The difference in base price, in the same time period, of one model, vs. another, is generally related to size. If you have model A in a tract that is a 3/2 and 1,200 sf, base price of $200,000 and Model B, which is a 4/2 and 16,00 sf, base price of $215,000, then your total “Size” adjustment is $15,000.
There are other pitfalls to watch out for. Sometimes a builder will have homes in “Standing Inventory” and need to move them. These can be great deals for home buyers, but tricky for an appraiser, as many of the options are pre-decided by the builder and the incentives or discounts can be greater than on other homes.
What does FNMA say about appraising new construction?
From the FNMA 2007 Selling Guide, Part XI, Chapter 4, section 406.2:
“For properties in new subdivisions or for units in new (or recently converted) condominium or PUD projects, the appraiser must compare the subject property to other properties in its general market area as well as to properties within the subject subdivision or project. This comparison should help demonstrate market acceptance of new developments and the properties within them. Generally, the appraiser should select one comparable sale from the subject subdivision or project and one comparable sale from outside the subject subdivision or project. The third comparable sale can be from inside or outside of the subject subdivision or project, as long as the appraiser considers it to be a good indicator of value for the subject property. In selecting the comparables, the appraiser should keep in mind that sales or resales from within the subject subdivision or project are preferable to sales from outside the subdivision or project as long as the developer or builder of the subject property is not involved in the transactions."
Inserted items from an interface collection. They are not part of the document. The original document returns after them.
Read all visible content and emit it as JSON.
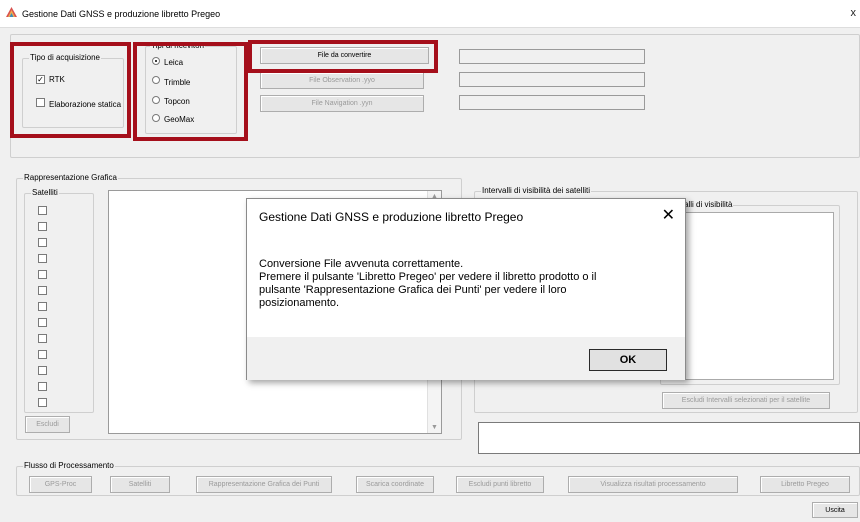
{
  "window": {
    "title": "Gestione Dati GNSS e produzione libretto Pregeo",
    "close": "x"
  },
  "acquisizione": {
    "legend": "Tipo di acquisizione",
    "options": [
      {
        "label": "RTK",
        "checked": true
      },
      {
        "label": "Elaborazione statica",
        "checked": false
      }
    ]
  },
  "ricevitori": {
    "legend": "Tipi di ricevitori",
    "options": [
      {
        "label": "Leica",
        "selected": true
      },
      {
        "label": "Trimble"
      },
      {
        "label": "Topcon"
      },
      {
        "label": "GeoMax"
      }
    ]
  },
  "files": {
    "convert": "File da convertire",
    "observation": "File Observation .yyo",
    "navigation": "File Navigation .yyn"
  },
  "grafica": {
    "legend": "Rappresentazione Grafica",
    "satelliti": "Satelliti",
    "escludi": "Escludi"
  },
  "visibilita": {
    "legend": "Intervalli di visibilità dei satelliti",
    "inner_legend": "Intervalli di visibilità",
    "exclude_btn": "Escludi Intervalli selezionati per il satellite"
  },
  "flusso": {
    "legend": "Flusso di Processamento",
    "buttons": [
      "GPS-Proc",
      "Satelliti",
      "Rappresentazione Grafica dei Punti",
      "Scarica coordinate",
      "Escludi punti libretto",
      "Visualizza risultati processamento",
      "Libretto Pregeo"
    ]
  },
  "uscita": "Uscita",
  "dialog": {
    "title": "Gestione Dati GNSS e produzione libretto Pregeo",
    "close": "✕",
    "line1": "Conversione File avvenuta correttamente.",
    "line2": "Premere il pulsante 'Libretto Pregeo' per vedere il libretto prodotto o il",
    "line3": "pulsante 'Rappresentazione Grafica dei Punti' per vedere il loro",
    "line4": "posizionamento.",
    "ok": "OK"
  },
  "colors": {
    "highlight": "#a50f1b"
  }
}
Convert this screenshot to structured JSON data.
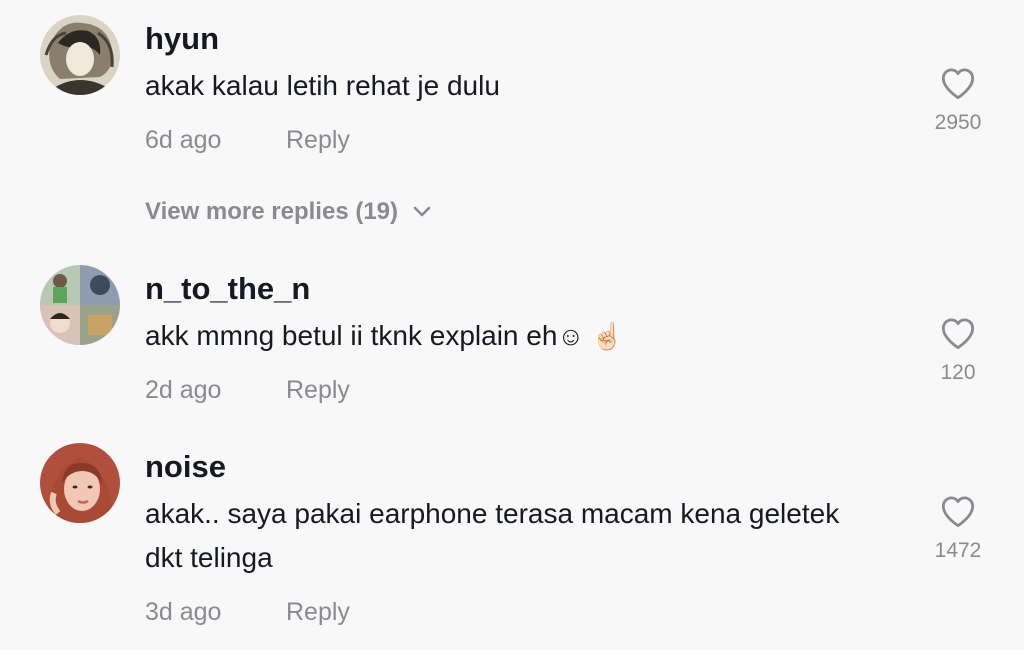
{
  "comments": [
    {
      "username": "hyun",
      "text": "akak kalau letih rehat je dulu",
      "time": "6d ago",
      "reply_label": "Reply",
      "likes": "2950",
      "view_more": "View more replies (19)"
    },
    {
      "username": "n_to_the_n",
      "text": "akk mmng betul ii tknk explain eh",
      "emoji": "☺ ☝🏻",
      "time": "2d ago",
      "reply_label": "Reply",
      "likes": "120"
    },
    {
      "username": "noise",
      "text": "akak.. saya pakai earphone terasa macam kena geletek dkt telinga",
      "time": "3d ago",
      "reply_label": "Reply",
      "likes": "1472"
    }
  ],
  "icons": {
    "like": "heart-outline-icon",
    "expand": "chevron-down-icon"
  },
  "colors": {
    "background": "#f8f8f8",
    "primary_text": "#161823",
    "secondary_text": "#8a8b91"
  }
}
Many times I see reports where all the comparables are located within the same tract and are new sales from the builder. It is key that some sales data in the report be from outside the builder’s sphere of influence. Preferably, the sales from outside the builder’s sphere of influence, in order of preference:
1. New sales from a competing builder
2. Resales from the subject’s development
3. Resales from outside the subject’s development
When using new sales from a competing builder, make sure you et all the same Base Price, Lot Premium, Upgrades and Incentives info. Although there will be some differences in pricing, remember that these builders are competing against one another and their prices for the above components will be comparable.
Remember that resales will usually have rear landscaping and hardscape, assuming the subject sold with only front landscaping, which is common. Landscaping can be a significant issue to the market and have a significant cost factor, so make sure it’s adequately addressed in the adjustments.
Make sure that you take the time to visit the builder’s sales office to get all the info in this article. I have generally found staff to be accessible and very willing to help, and a great source of information to boot. You can pick up brochures on the subject’s development and many times, good information on the market area and neighborhood, as builders will generally have this info available to prospective buyers.
Remembering these basic rules of new construction will not only make your appraisal process easier, but it will make your reports stronger and more credible as well.
AUTHOR: Anthony Blackburn is a Certified Residential Appraiser in Martinez, CA and one of the co-owners of Apple Appraisal, Inc. - 811A Ferry Street, Martinez, CA 94553 - Appraisals and Reviews Throughout California